Data provided →

● ● ●

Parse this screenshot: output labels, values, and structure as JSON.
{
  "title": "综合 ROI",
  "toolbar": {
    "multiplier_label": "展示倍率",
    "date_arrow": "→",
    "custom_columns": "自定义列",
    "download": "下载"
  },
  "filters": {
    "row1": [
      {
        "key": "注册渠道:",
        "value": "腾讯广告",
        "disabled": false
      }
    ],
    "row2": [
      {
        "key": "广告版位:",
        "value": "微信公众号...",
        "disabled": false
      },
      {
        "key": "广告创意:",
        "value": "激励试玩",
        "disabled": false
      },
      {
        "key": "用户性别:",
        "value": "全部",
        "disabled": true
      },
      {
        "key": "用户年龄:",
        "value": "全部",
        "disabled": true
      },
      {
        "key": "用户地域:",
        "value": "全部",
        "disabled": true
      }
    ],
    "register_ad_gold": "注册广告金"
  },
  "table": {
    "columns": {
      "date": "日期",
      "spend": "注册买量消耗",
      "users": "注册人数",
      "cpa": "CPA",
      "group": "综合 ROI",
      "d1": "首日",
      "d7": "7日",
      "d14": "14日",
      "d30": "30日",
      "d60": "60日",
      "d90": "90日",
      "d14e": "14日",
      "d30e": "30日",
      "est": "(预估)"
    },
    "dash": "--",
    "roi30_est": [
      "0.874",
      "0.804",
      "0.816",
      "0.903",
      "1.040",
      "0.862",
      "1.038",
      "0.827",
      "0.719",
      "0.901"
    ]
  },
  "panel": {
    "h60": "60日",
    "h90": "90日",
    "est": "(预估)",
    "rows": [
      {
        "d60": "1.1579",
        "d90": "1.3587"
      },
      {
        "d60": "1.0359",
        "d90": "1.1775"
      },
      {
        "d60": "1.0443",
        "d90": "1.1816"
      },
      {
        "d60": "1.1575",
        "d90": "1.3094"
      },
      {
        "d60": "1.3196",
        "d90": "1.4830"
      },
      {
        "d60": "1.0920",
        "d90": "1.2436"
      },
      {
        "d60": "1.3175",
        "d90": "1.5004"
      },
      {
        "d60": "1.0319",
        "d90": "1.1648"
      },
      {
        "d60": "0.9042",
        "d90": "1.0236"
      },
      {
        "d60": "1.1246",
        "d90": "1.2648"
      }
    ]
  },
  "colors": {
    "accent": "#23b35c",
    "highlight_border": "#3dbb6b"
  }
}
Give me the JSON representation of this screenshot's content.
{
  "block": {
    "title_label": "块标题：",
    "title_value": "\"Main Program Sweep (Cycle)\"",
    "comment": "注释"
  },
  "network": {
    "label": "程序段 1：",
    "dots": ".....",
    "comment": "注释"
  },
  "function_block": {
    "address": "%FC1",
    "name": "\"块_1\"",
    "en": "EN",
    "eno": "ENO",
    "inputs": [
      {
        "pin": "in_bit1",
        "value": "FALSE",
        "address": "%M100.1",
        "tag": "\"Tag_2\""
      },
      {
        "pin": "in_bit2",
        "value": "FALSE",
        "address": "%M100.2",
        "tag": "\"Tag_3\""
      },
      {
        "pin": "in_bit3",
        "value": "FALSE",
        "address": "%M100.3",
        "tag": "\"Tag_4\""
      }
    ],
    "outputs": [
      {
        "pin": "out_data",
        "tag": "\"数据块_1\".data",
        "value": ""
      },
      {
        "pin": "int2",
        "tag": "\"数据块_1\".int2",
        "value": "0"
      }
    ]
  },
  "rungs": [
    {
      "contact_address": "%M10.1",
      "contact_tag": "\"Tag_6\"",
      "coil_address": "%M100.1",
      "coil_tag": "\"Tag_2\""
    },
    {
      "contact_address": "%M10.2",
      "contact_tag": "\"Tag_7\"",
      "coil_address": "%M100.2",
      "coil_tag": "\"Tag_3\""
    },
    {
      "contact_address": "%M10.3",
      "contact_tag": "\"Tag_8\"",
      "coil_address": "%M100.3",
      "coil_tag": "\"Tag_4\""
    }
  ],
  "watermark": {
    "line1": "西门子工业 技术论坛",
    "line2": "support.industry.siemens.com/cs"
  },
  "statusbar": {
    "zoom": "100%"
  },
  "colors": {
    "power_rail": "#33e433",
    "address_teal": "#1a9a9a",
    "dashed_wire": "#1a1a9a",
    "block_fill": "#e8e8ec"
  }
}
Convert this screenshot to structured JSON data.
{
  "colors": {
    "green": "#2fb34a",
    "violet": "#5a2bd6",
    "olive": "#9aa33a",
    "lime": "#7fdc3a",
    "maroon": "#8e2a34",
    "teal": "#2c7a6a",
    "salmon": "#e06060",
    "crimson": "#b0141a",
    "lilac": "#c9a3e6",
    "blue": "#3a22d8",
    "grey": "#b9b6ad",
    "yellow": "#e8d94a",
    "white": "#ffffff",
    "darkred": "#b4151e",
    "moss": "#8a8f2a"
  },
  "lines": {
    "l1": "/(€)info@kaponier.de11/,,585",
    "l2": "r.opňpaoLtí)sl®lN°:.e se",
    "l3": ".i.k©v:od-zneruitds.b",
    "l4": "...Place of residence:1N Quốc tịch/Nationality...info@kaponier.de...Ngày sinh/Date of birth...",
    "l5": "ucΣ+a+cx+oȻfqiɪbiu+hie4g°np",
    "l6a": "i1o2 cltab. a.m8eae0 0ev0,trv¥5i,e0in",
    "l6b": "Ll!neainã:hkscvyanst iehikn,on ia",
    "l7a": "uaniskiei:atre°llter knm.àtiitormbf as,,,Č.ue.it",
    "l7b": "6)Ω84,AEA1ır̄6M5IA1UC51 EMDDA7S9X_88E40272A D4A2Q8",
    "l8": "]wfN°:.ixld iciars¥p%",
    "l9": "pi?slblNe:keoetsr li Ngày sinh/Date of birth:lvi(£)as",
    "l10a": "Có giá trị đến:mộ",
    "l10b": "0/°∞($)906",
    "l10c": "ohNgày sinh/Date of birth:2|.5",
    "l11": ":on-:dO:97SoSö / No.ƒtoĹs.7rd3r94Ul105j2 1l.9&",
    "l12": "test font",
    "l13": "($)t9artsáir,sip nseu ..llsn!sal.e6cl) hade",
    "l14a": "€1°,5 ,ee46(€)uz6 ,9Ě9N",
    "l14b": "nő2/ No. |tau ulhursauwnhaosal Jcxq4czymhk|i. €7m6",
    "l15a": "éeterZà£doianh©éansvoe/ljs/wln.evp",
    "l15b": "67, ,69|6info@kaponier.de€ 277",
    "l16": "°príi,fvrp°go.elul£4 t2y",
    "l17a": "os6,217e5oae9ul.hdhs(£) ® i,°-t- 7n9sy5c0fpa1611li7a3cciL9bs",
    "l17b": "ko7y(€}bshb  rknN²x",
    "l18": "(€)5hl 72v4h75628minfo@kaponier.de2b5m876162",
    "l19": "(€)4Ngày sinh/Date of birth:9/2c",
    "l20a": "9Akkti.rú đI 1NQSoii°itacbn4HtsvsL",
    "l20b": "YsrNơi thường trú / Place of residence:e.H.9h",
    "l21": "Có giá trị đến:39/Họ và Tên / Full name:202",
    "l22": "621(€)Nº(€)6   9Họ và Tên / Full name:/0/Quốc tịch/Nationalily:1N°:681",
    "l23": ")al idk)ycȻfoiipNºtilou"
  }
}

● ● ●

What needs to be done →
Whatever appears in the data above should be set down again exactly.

Result of the exercise →
Parse this screenshot: output labels, values, and structure as JSON.
{
  "title": "综合 ROI",
  "toolbar": {
    "multiplier_label": "展示倍率",
    "date_arrow": "→",
    "custom_columns": "自定义列",
    "download": "下载"
  },
  "filters": {
    "row1": [
      {
        "key": "注册渠道:",
        "value": "腾讯广告",
        "disabled": false
      }
    ],
    "row2": [
      {
        "key": "广告版位:",
        "value": "微信公众号...",
        "disabled": false
      },
      {
        "key": "广告创意:",
        "value": "激励试玩",
        "disabled": false
      },
      {
        "key": "用户性别:",
        "value": "全部",
        "disabled": true
      },
      {
        "key": "用户年龄:",
        "value": "全部",
        "disabled": true
      },
      {
        "key": "用户地域:",
        "value": "全部",
        "disabled": true
      }
    ],
    "register_ad_gold": "注册广告金"
  },
  "table": {
    "columns": {
      "date": "日期",
      "spend": "注册买量消耗",
      "users": "注册人数",
      "cpa": "CPA",
      "group": "综合 ROI",
      "d1": "首日",
      "d7": "7日",
      "d14": "14日",
      "d30": "30日",
      "d60": "60日",
      "d90": "90日",
      "d14e": "14日",
      "d30e": "30日",
      "est": "(预估)"
    },
    "dash": "--",
    "roi30_est": [
      "0.874",
      "0.804",
      "0.816",
      "0.903",
      "1.040",
      "0.862",
      "1.038",
      "0.827",
      "0.719",
      "0.901"
    ]
  },
  "panel": {
    "h60": "60日",
    "h90": "90日",
    "est": "(预估)",
    "rows": [
      {
        "d60": "1.1579",
        "d90": "1.3587"
      },
      {
        "d60": "1.0359",
        "d90": "1.1775"
      },
      {
        "d60": "1.0443",
        "d90": "1.1816"
      },
      {
        "d60": "1.1575",
        "d90": "1.3094"
      },
      {
        "d60": "1.3196",
        "d90": "1.4830"
      },
      {
        "d60": "1.0920",
        "d90": "1.2436"
      },
      {
        "d60": "1.3175",
        "d90": "1.5004"
      },
      {
        "d60": "1.0319",
        "d90": "1.1648"
      },
      {
        "d60": "0.9042",
        "d90": "1.0236"
      },
      {
        "d60": "1.1246",
        "d90": "1.2648"
      }
    ]
  },
  "colors": {
    "accent": "#23b35c",
    "highlight_border": "#3dbb6b"
  }
}
Give me the JSON representation of this screenshot's content.
{
  "block": {
    "title_label": "块标题：",
    "title_value": "\"Main Program Sweep (Cycle)\"",
    "comment": "注释"
  },
  "network": {
    "label": "程序段 1：",
    "dots": ".....",
    "comment": "注释"
  },
  "function_block": {
    "address": "%FC1",
    "name": "\"块_1\"",
    "en": "EN",
    "eno": "ENO",
    "inputs": [
      {
        "pin": "in_bit1",
        "value": "FALSE",
        "address": "%M100.1",
        "tag": "\"Tag_2\""
      },
      {
        "pin": "in_bit2",
        "value": "FALSE",
        "address": "%M100.2",
        "tag": "\"Tag_3\""
      },
      {
        "pin": "in_bit3",
        "value": "FALSE",
        "address": "%M100.3",
        "tag": "\"Tag_4\""
      }
    ],
    "outputs": [
      {
        "pin": "out_data",
        "tag": "\"数据块_1\".data",
        "value": ""
      },
      {
        "pin": "int2",
        "tag": "\"数据块_1\".int2",
        "value": "0"
      }
    ]
  },
  "rungs": [
    {
      "contact_address": "%M10.1",
      "contact_tag": "\"Tag_6\"",
      "coil_address": "%M100.1",
      "coil_tag": "\"Tag_2\""
    },
    {
      "contact_address": "%M10.2",
      "contact_tag": "\"Tag_7\"",
      "coil_address": "%M100.2",
      "coil_tag": "\"Tag_3\""
    },
    {
      "contact_address": "%M10.3",
      "contact_tag": "\"Tag_8\"",
      "coil_address": "%M100.3",
      "coil_tag": "\"Tag_4\""
    }
  ],
  "watermark": {
    "line1": "西门子工业 技术论坛",
    "line2": "support.industry.siemens.com/cs"
  },
  "statusbar": {
    "zoom": "100%"
  },
  "colors": {
    "power_rail": "#33e433",
    "address_teal": "#1a9a9a",
    "dashed_wire": "#1a1a9a",
    "block_fill": "#e8e8ec"
  }
}
Convert this screenshot to structured JSON data.
{
  "colors": {
    "green": "#2fb34a",
    "violet": "#5a2bd6",
    "olive": "#9aa33a",
    "lime": "#7fdc3a",
    "maroon": "#8e2a34",
    "teal": "#2c7a6a",
    "salmon": "#e06060",
    "crimson": "#b0141a",
    "lilac": "#c9a3e6",
    "blue": "#3a22d8",
    "grey": "#b9b6ad",
    "yellow": "#e8d94a",
    "white": "#ffffff",
    "darkred": "#b4151e",
    "moss": "#8a8f2a"
  },
  "lines": {
    "l1": "/(€)info@kaponier.de11/,,585",
    "l2": "r.opňpaoLtí)sl®lN°:.e se",
    "l3": ".i.k©v:od-zneruitds.b",
    "l4": "...Place of residence:1N Quốc tịch/Nationality...info@kaponier.de...Ngày sinh/Date of birth...",
    "l5": "ucΣ+a+cx+oȻfqiɪbiu+hie4g°np",
    "l6a": "i1o2 cltab. a.m8eae0 0ev0,trv¥5i,e0in",
    "l6b": "Ll!neainã:hkscvyanst iehikn,on ia",
    "l7a": "uaniskiei:atre°llter knm.àtiitormbf as,,,Č.ue.it",
    "l7b": "6)Ω84,AEA1ır̄6M5IA1UC51 EMDDA7S9X_88E40272A D4A2Q8",
    "l8": "]wfN°:.ixld iciars¥p%",
    "l9": "pi?slblNe:keoetsr li Ngày sinh/Date of birth:lvi(£)as",
    "l10a": "Có giá trị đến:mộ",
    "l10b": "0/°∞($)906",
    "l10c": "ohNgày sinh/Date of birth:2|.5",
    "l11": ":on-:dO:97SoSö / No.ƒtoĹs.7rd3r94Ul105j2 1l.9&",
    "l12": "test font",
    "l13": "($)t9artsáir,sip nseu ..llsn!sal.e6cl) hade",
    "l14a": "€1°,5 ,ee46(€)uz6 ,9Ě9N",
    "l14b": "nő2/ No. |tau ulhursauwnhaosal Jcxq4czymhk|i. €7m6",
    "l15a": "éeterZà£doianh©éansvoe/ljs/wln.evp",
    "l15b": "67, ,69|6info@kaponier.de€ 277",
    "l16": "°príi,fvrp°go.elul£4 t2y",
    "l17a": "os6,217e5oae9ul.hdhs(£) ® i,°-t- 7n9sy5c0fpa1611li7a3cciL9bs",
    "l17b": "ko7y(€}bshb  rknN²x",
    "l18": "(€)5hl 72v4h75628minfo@kaponier.de2b5m876162",
    "l19": "(€)4Ngày sinh/Date of birth:9/2c",
    "l20a": "9Akkti.rú đI 1NQSoii°itacbn4HtsvsL",
    "l20b": "YsrNơi thường trú / Place of residence:e.H.9h",
    "l21": "Có giá trị đến:39/Họ và Tên / Full name:202",
    "l22": "621(€)Nº(€)6   9Họ và Tên / Full name:/0/Quốc tịch/Nationalily:1N°:681",
    "l23": ")al idk)ycȻfoiipNºtilou"
  }
}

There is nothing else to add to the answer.